# WORK TO COMPLETE
Retype the entries in full.
[EXTRACTED MATERIAL]
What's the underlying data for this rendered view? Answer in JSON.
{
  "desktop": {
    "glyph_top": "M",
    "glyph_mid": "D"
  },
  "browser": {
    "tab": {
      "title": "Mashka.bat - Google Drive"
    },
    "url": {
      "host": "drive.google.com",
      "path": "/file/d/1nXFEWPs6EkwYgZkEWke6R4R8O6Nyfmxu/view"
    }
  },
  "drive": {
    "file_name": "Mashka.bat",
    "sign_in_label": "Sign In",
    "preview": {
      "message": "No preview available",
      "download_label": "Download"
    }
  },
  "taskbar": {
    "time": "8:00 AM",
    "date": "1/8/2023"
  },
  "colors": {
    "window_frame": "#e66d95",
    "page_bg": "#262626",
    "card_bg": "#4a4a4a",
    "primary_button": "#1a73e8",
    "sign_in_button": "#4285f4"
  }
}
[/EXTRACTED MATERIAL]
# REPLY
What's the underlying data for this rendered view? Answer in JSON.
{
  "desktop": {
    "glyph_top": "M",
    "glyph_mid": "D"
  },
  "browser": {
    "tab": {
      "title": "Mashka.bat - Google Drive"
    },
    "url": {
      "host": "drive.google.com",
      "path": "/file/d/1nXFEWPs6EkwYgZkEWke6R4R8O6Nyfmxu/view"
    }
  },
  "drive": {
    "file_name": "Mashka.bat",
    "sign_in_label": "Sign In",
    "preview": {
      "message": "No preview available",
      "download_label": "Download"
    }
  },
  "taskbar": {
    "time": "8:00 AM",
    "date": "1/8/2023"
  },
  "colors": {
    "window_frame": "#e66d95",
    "page_bg": "#262626",
    "card_bg": "#4a4a4a",
    "primary_button": "#1a73e8",
    "sign_in_button": "#4285f4"
  }
}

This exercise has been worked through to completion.